At the weekend, some details of the “strategic partnership” emerged, including that the parents of both Air China and China Eastern would purchase new shares in the Shanghai-based carrier, lifting Air China’s parent’s interest to 30% and delivering a USD1.9 billion cash injection into China Eastern.
Cooperation would centre on the establishment of a cargo JV (potentially providing much-needed consolidation of cargo capacity in the Mainland). But most importantly, Air China would help China Eastern form an "operations hub" in Shanghai to strengthen the use of its route network and other resources.

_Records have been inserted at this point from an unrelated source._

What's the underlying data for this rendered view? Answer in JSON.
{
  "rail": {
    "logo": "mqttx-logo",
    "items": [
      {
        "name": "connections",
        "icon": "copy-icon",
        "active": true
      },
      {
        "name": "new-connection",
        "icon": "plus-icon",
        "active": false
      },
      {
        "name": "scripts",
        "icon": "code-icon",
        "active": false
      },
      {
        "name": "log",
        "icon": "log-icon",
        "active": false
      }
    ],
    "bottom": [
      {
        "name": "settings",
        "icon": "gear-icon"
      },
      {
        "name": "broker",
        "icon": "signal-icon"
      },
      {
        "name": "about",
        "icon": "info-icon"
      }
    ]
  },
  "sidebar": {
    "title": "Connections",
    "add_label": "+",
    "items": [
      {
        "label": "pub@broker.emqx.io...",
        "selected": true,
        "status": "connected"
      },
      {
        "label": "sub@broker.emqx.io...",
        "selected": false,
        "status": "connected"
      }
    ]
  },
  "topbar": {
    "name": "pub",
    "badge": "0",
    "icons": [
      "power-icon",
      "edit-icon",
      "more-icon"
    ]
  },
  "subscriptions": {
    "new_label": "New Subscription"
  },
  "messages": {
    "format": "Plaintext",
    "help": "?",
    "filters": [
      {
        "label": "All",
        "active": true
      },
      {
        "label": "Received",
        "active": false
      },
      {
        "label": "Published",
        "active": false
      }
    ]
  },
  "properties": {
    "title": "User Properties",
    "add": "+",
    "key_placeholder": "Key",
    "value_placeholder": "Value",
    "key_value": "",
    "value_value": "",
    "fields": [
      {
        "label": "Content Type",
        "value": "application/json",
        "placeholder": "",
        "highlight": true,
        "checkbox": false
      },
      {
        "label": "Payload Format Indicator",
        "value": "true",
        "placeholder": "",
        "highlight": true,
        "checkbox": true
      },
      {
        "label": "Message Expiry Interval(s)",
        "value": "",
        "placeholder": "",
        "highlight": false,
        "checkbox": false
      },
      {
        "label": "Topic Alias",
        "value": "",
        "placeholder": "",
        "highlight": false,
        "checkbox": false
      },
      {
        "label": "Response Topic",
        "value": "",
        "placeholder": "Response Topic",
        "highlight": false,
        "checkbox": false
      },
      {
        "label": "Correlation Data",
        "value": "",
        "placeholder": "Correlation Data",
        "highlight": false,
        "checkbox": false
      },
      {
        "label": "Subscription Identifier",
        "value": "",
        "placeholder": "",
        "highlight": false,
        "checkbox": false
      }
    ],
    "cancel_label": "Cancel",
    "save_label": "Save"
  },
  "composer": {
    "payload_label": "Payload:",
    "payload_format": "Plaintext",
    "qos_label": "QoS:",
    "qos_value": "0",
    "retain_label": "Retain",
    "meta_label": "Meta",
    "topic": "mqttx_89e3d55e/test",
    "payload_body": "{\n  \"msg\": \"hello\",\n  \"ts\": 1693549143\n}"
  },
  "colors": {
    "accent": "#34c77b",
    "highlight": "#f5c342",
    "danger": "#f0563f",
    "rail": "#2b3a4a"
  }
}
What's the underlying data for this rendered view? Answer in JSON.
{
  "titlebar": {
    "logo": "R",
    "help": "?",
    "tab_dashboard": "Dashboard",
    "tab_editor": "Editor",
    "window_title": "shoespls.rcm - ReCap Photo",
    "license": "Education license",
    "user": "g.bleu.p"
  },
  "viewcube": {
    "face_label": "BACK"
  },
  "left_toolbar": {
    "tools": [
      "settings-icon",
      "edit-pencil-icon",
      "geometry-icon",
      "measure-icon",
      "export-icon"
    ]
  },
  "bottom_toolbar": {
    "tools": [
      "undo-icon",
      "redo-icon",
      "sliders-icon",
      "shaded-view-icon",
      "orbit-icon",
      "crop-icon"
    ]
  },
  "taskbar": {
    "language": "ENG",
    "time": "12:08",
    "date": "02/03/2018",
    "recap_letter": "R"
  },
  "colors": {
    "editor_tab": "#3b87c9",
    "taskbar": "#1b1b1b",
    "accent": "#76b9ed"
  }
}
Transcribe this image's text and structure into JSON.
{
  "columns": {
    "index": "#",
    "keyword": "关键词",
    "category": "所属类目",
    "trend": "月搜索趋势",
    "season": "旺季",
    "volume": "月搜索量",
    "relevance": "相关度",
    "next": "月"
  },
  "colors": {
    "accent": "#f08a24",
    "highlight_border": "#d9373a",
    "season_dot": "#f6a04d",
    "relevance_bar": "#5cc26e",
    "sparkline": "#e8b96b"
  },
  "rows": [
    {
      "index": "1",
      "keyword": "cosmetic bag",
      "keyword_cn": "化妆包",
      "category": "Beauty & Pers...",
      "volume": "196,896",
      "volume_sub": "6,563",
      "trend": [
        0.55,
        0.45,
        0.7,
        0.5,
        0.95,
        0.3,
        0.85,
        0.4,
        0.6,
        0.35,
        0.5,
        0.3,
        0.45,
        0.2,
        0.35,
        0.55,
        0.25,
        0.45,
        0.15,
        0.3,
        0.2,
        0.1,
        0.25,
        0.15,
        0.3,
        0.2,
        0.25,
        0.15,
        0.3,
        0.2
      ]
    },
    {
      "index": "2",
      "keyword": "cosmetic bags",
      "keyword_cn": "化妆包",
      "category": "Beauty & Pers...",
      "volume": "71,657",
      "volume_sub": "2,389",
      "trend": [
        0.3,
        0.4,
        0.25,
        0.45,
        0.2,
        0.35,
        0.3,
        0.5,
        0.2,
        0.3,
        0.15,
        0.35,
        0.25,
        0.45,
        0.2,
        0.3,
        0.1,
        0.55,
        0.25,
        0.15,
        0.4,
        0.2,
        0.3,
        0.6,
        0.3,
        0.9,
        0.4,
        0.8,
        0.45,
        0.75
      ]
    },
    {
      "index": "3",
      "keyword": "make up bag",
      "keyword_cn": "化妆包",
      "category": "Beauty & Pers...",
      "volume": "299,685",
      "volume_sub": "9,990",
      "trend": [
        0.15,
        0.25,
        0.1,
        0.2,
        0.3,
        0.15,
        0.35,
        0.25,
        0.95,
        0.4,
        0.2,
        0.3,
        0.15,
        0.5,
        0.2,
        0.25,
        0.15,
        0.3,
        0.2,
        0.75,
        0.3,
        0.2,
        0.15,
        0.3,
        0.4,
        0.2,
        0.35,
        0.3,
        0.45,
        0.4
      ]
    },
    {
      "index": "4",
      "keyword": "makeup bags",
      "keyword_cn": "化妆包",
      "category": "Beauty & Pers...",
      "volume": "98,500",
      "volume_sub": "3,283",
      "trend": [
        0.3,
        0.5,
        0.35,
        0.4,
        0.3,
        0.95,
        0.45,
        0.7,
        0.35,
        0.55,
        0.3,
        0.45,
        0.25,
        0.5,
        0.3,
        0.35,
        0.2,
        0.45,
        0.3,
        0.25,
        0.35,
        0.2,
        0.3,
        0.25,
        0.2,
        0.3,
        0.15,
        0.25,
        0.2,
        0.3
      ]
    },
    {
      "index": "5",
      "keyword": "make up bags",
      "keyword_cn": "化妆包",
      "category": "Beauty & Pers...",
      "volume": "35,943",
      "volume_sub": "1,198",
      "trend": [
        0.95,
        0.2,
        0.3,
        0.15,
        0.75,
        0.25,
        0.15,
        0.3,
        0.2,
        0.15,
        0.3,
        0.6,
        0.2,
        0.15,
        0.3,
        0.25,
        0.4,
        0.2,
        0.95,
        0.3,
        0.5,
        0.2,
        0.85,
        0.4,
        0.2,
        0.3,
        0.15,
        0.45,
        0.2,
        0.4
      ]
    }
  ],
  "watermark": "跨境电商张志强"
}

Virgin Atlantic Airways – another key Heathrow player – could also come up for grabs this year, as Singapore Airlines seeks to sell its 49% holding in the UK carrier. SIA’s focus these days is firmly on the Asian growth markets and on China in particular.
In the US, several lucrative hubs, including Atlanta, Chicago, San Francisco, Washington DC and Detroit are in play as Northwest Airlines, Delta Air Lines and United Airlines consider their merger options. United will reportedly shift its attention to Continental Airlines if it is unsuccessful in brokering a deal with Delta. Lufthansa, which controls 30% minus one share of bmi, has recently acquired 19% of JetBlue, which controls approximately 30% of slots at New York’s JFK Airport – where slot auctions could soon become a reality.
Spurred by liberalisation, international airline investment strategy (of the major incumbent airlines) is increasingly becoming a game of real estate – those with the most slots at the best airports win. Little wonder airports remain the best investments in the aviation sector.